Mississippi was in the news this past week for its referendum on amending the state constitution to use conception as the threshold of legal personhood. That referendum elicited considerable amounts of commentary, but most commentators got a couple things wrong, especially the idea that the referendum would put an end to abortion in that state.
Using conception as the threshold of personhood would not override women’s right to abortions, because Constitutional Law overrides that legislative decision.
In fact, Illinois currently has on its statutes exactly the standard that Mississippi was debating.
Illinois law uses conception as the threshold of personhood and it specifically says that if Roe V. Wade is overturned, the State will forbid abortions except for the “preservation of the mother’s life.”
For those interested in the statute, here it is: “Without in any way restricting the right of privacy of a woman or the right of a woman to an abortion under those decisions, the General Assembly of the State of Illinois do solemnly declare and find in reaffirmation of the longstanding policy of this State, that the unborn child is a human being from the time of conception and is, therefore, a legal person for purposes of the unborn child's right to life and is entitled to the right to life from conception under the laws and Constitution of this State. Further, the General Assembly finds and declares that longstanding policy of this State to protect the right to life of the unborn child from conception by prohibiting abortion unless necessary to preserve the life of the mother is impermissible only because of the decisions of the United States Supreme Court and that, therefore, if those decisions of the United States Supreme Court are ever reversed or modified or the United States Constitution is amended to allow protection of the unborn then the former policy of this State to prohibit abortions unless necessary for the preservation of the mother's life shall be reinstated. (720 ILCS 510 ).

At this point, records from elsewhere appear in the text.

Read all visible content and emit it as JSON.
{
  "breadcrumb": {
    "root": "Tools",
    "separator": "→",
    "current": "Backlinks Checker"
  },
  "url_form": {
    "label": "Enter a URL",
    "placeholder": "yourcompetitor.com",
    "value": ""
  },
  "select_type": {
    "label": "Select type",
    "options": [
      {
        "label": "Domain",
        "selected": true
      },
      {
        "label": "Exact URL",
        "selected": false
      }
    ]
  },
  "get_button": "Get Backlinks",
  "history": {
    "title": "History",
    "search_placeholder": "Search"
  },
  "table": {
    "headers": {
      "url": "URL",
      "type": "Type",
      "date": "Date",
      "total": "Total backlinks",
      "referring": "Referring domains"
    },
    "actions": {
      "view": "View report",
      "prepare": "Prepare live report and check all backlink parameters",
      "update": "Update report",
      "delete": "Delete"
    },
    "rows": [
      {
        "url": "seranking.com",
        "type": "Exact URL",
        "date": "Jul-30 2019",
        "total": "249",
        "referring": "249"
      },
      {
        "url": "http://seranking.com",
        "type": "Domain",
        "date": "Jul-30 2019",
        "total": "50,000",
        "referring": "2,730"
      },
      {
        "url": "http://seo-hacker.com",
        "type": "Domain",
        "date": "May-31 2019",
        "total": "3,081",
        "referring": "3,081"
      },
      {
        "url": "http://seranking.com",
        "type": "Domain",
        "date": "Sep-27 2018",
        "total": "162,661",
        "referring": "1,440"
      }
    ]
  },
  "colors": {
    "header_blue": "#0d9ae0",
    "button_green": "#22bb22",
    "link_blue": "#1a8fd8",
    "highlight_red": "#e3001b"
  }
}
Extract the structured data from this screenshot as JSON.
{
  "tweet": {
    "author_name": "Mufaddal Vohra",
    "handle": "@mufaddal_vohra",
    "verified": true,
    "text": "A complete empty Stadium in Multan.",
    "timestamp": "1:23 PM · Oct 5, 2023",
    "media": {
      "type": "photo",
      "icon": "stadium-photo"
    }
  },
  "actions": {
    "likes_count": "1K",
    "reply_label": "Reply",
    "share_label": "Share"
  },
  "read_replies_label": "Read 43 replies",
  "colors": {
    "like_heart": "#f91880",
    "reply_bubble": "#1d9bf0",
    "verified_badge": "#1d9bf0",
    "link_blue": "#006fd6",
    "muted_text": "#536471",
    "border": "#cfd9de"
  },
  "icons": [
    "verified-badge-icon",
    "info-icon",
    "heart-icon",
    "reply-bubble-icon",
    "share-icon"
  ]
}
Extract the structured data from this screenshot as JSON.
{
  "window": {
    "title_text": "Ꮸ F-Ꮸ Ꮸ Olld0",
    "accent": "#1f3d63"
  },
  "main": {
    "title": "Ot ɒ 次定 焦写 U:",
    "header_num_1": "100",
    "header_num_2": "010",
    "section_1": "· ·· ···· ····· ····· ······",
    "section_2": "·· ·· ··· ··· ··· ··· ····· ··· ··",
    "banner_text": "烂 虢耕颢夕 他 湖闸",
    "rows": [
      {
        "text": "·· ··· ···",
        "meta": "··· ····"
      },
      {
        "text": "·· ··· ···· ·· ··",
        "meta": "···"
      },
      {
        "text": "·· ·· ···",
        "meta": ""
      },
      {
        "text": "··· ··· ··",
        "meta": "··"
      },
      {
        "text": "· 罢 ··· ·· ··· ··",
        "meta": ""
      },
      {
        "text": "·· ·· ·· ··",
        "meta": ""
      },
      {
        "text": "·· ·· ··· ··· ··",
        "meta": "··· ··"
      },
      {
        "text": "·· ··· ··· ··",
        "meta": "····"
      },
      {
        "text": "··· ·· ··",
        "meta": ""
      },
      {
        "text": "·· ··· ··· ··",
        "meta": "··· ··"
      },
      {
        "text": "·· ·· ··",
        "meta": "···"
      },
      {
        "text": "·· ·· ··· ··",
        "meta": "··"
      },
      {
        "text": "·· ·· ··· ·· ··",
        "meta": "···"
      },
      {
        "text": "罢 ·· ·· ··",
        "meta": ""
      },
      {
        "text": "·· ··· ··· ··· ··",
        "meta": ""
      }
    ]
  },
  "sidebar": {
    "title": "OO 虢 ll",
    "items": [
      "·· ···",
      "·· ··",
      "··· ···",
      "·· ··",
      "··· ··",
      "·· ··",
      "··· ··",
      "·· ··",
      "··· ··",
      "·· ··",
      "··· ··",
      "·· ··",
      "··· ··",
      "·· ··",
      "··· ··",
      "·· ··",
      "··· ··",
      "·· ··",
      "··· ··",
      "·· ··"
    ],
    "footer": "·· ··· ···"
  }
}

So, Illinois is making a symbolic gesture here, to override most abortions, but the threshold it uses does not override decisions by the constitutional court, and the same would have been true of the Mississippi’s change to its Constitution (had it passed).
Illinois does not itself take its own statute seriously in regard to all matters that pertain to personhood outside abortion. It does not, for example, count frozen embryos as persons entitled to legal representation. It does not forbid human embryonic research. It does not treat the destruction of human embryos as a kind of murder.
There is a difference when it comes to Illinois law and what Mississippi was proposing. Mississippi wanted to have its Constitution make the declaration that human beings come into existence for legal purposes at conception, as against Illinois making that declaration by statute. What surely would have followed in Mississippi would be years of litigation to figure out exactly what that declaration of personhood meant. I don’t assume in advance that it would stop all abortions or human embryo research, but it surely would have triggered litigation galore to figure out how it applied the entire domain in which ‘personhood’ is legally relevant.